And it’s why I’m so misanthropic.
I admit it. I had to read the second half of Kimberli Lira’s article through tear-blurred eyes.
Kimberli (the woman who wrote the candidly heart-wrenching article “Why the church doesn’t need anymore coffee bars“) has successfully captured in one blog post what I had been lamenting for years. Through her husband Mel’s death, she has effectively exposed the problem with most American churches.
It’s the rotting fruit that I warned against for years only to receive countless verbal lashings for it on Internet forums, on blogs, and in face to face conversations. I was regularly labeled “judgmental” and called a “Pharisee” for warning about the very thing that Kimberli is now enduring. And all of it came from professing Christians content with wading through life in their mile-wide, inch deep therapeutic social clubs that masquerade as churches.
I enlisted in the battle for the purity of the Gospel, and it was for those like Kimberli, her dying husband, and her grieving kids, that I fought.
And it was for these reasons I took an almost daily verbal beating from those endorsing the great downgrade of the church while they dined on its rotting fruit. In the end, there were too many of them and not enough of us. They seemed to have a neverending endurance, energized by the comfort, pleasure, and entertainment that was the source of their strength and numbers. So much so, that I eventually laid down my arms, fatigued from the endless battle.
Before you do anything else today, stop and read Kimberli’s story. I pray that it does for you, your church, and for American Christianity, what my years of defending and contending for the faith never could.
God bless you, young widow, in your time of loss, and God bless your children.
“It is better to go to a house of mourning than to go to a house of feasting.”
Why the church doesn’t need anymore coffee bars by Kimberli Lira
More and more on my social media feeds I have been seeing a lot of churches boast of the cool, trendy new initiatives that they have begun. I have seen pictures of coffee bars that resemble Starbucks. I have seen lighting that resembles one seen on Broadway. I have read catchy sermon titles and have seen how people have brought the movies into their sermons.
To say he battled cancer is an understatement. He was hospitalized two weeks out of every month during the first year. He was hospitalized a total of 18 times. He was rushed to the emergency room 8 times. He spent hundreds of days separated from his two children. And eventually the chemo, designed to get rid of the cancer, caused him to be paralyzed. And for the last four months of his life he was paralyzed and confined to a bed.

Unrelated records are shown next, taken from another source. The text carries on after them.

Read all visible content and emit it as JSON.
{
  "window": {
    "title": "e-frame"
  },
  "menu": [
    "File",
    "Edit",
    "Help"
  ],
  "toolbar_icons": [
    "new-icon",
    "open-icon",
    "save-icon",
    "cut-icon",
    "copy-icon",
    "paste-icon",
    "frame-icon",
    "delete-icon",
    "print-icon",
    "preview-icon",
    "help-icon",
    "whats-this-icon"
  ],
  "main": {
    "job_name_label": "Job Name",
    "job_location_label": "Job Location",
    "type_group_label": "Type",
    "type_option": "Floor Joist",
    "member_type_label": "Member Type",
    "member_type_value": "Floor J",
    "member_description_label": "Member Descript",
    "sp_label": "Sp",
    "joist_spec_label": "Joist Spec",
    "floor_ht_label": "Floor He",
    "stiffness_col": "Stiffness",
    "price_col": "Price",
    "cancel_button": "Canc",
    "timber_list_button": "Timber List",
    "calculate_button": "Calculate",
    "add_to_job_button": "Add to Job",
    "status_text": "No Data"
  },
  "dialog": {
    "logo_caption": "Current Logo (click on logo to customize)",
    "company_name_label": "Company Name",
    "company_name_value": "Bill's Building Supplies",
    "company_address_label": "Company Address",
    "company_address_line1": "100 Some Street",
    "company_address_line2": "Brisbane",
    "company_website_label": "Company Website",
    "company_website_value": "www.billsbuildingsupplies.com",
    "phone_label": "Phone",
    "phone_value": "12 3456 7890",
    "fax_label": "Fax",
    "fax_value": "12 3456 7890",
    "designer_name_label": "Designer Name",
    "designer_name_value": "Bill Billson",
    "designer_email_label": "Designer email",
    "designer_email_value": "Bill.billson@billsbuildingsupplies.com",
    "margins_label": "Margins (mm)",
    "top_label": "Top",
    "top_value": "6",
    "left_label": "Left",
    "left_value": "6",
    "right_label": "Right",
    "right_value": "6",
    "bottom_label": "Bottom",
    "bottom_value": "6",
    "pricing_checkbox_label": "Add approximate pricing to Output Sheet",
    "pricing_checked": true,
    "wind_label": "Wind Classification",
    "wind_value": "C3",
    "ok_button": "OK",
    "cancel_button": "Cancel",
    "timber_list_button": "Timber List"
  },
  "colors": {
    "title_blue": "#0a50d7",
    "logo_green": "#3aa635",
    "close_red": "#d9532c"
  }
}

My husband endured cycle after cycle of chemo. He was separated from his children many nights. He was hooked up to chemo for 24 hours at a time. He listened to the doctors tell him bad news after bad news. He was left paralyzed and unable to get out of bed. And he never said how much he appreciated the coffee bar at the church. Never once did he say he loved the lighting in the sanctuary. He never told me how cool it was that they put a couch on the platform. He didn’t boast of the graphics and props on the platform. He talked about Jesus. He quoted scriptures. He reminded me of sermons we had heard. And in the middle of the night he sang songs of praise and worship to God and he spent his time praying. Because nothing a church does to strategize to bring in members helps you in the time of the storm. It is only Jesus.
On February 13th I had to most difficult task of telling my children their dad was not going to make it and the next day at 7:24 the doctor’s declared him dead. And as I lay next to my children at night listening to my daughter sob uncontrollably because she misses her dad so much I am not thinking about how trendy my church is. I am thinking that my strength comes solely from God.
I don’t have my best friend with me anymore. And even though I take comfort in knowing he is in heaven I can’t talk to my husband. I can’t text him during the day. I can’t share with him my frustrations. I can’t hold his hand. I can’t hug him. I can’t kiss him. He is not here. And as I drive to church during the week, I am not thinking that I am so glad the leadership are reading “how to grow your church” books and adopting cool sermon series. I am thinking how desperate I need Jesus.
As I look at two young children who now have to grow up without their amazing dad by their side, I am not thinking of how it was so awesome that the minister related the message to a Hollywood film. I am thinking of how much I need Jesus.
Continue reading Kimberli’s story on her blog.
You can also support this family here.